═══ EXTRACTED DATA

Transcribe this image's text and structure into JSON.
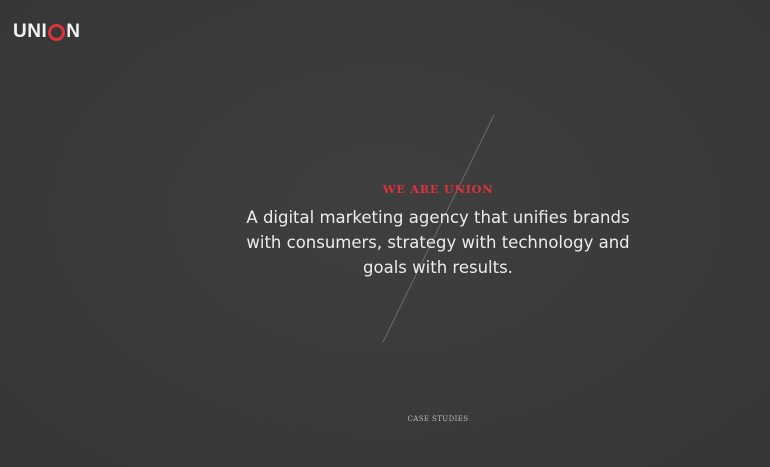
{
  "brand": {
    "logo_prefix": "UNI",
    "logo_suffix": "N",
    "accent_color": "#e0323c"
  },
  "hero": {
    "eyebrow": "WE ARE UNION",
    "headline": "A digital marketing agency that unifies brands with consumers, strategy with technology and goals with results."
  },
  "nav": {
    "case_studies_label": "CASE STUDIES"
  },
  "colors": {
    "background": "#3a3a3a",
    "text": "#ececec"
  }
}
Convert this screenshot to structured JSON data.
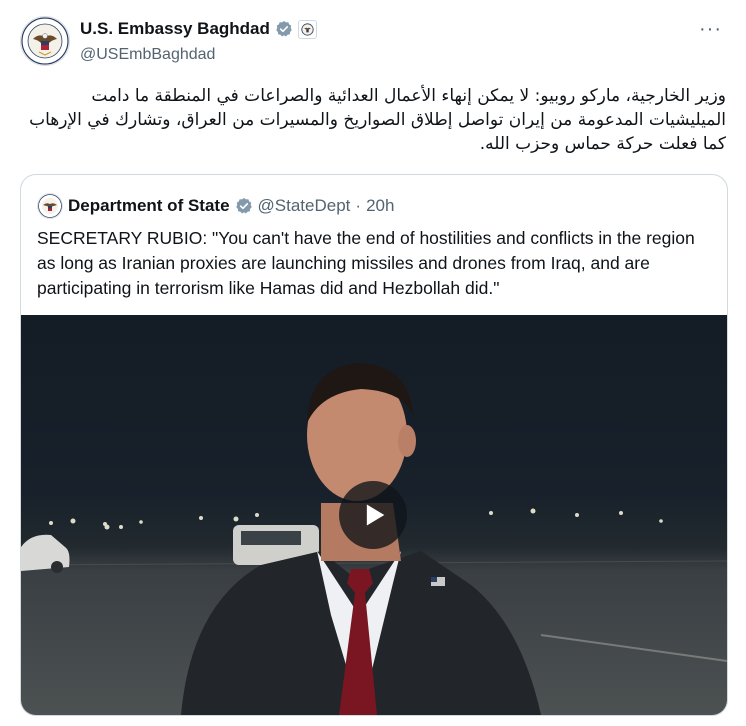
{
  "tweet": {
    "author_name": "U.S. Embassy Baghdad",
    "author_handle": "@USEmbBaghdad",
    "more_label": "···",
    "text": "وزير الخارجية، ماركو روبيو: لا يمكن إنهاء الأعمال العدائية والصراعات في المنطقة ما دامت الميليشيات المدعومة من إيران تواصل إطلاق الصواريخ والمسيرات من العراق، وتشارك في الإرهاب كما فعلت حركة حماس وحزب الله."
  },
  "quoted": {
    "author_name": "Department of State",
    "author_handle": "@StateDept",
    "separator": "·",
    "time": "20h",
    "text": "SECRETARY RUBIO: \"You can't have the end of hostilities and conflicts in the region as long as Iranian proxies are launching missiles and drones from Iraq, and are participating in terrorism like Hamas did and Hezbollah did.\""
  },
  "icons": {
    "verified": "verified-badge-icon",
    "affiliate": "embassy-seal-affiliate-icon",
    "play": "play-icon",
    "more": "more-options-icon"
  },
  "colors": {
    "verified_badge": "#829aab",
    "text_primary": "#0f1419",
    "text_secondary": "#536471",
    "border": "#cfd9de"
  }
}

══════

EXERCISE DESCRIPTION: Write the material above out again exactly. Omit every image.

YOUR SOLUTION:
Transcribe this image's text and structure into JSON.
{
  "brand": {
    "logo_prefix": "UNI",
    "logo_suffix": "N",
    "accent_color": "#e0323c"
  },
  "hero": {
    "eyebrow": "WE ARE UNION",
    "headline": "A digital marketing agency that unifies brands with consumers, strategy with technology and goals with results."
  },
  "nav": {
    "case_studies_label": "CASE STUDIES"
  },
  "colors": {
    "background": "#3a3a3a",
    "text": "#ececec"
  }
}
Convert this screenshot to structured JSON data.
{
  "tweet": {
    "author_name": "U.S. Embassy Baghdad",
    "author_handle": "@USEmbBaghdad",
    "more_label": "···",
    "text": "وزير الخارجية، ماركو روبيو: لا يمكن إنهاء الأعمال العدائية والصراعات في المنطقة ما دامت الميليشيات المدعومة من إيران تواصل إطلاق الصواريخ والمسيرات من العراق، وتشارك في الإرهاب كما فعلت حركة حماس وحزب الله."
  },
  "quoted": {
    "author_name": "Department of State",
    "author_handle": "@StateDept",
    "separator": "·",
    "time": "20h",
    "text": "SECRETARY RUBIO: \"You can't have the end of hostilities and conflicts in the region as long as Iranian proxies are launching missiles and drones from Iraq, and are participating in terrorism like Hamas did and Hezbollah did.\""
  },
  "icons": {
    "verified": "verified-badge-icon",
    "affiliate": "embassy-seal-affiliate-icon",
    "play": "play-icon",
    "more": "more-options-icon"
  },
  "colors": {
    "verified_badge": "#829aab",
    "text_primary": "#0f1419",
    "text_secondary": "#536471",
    "border": "#cfd9de"
  }
}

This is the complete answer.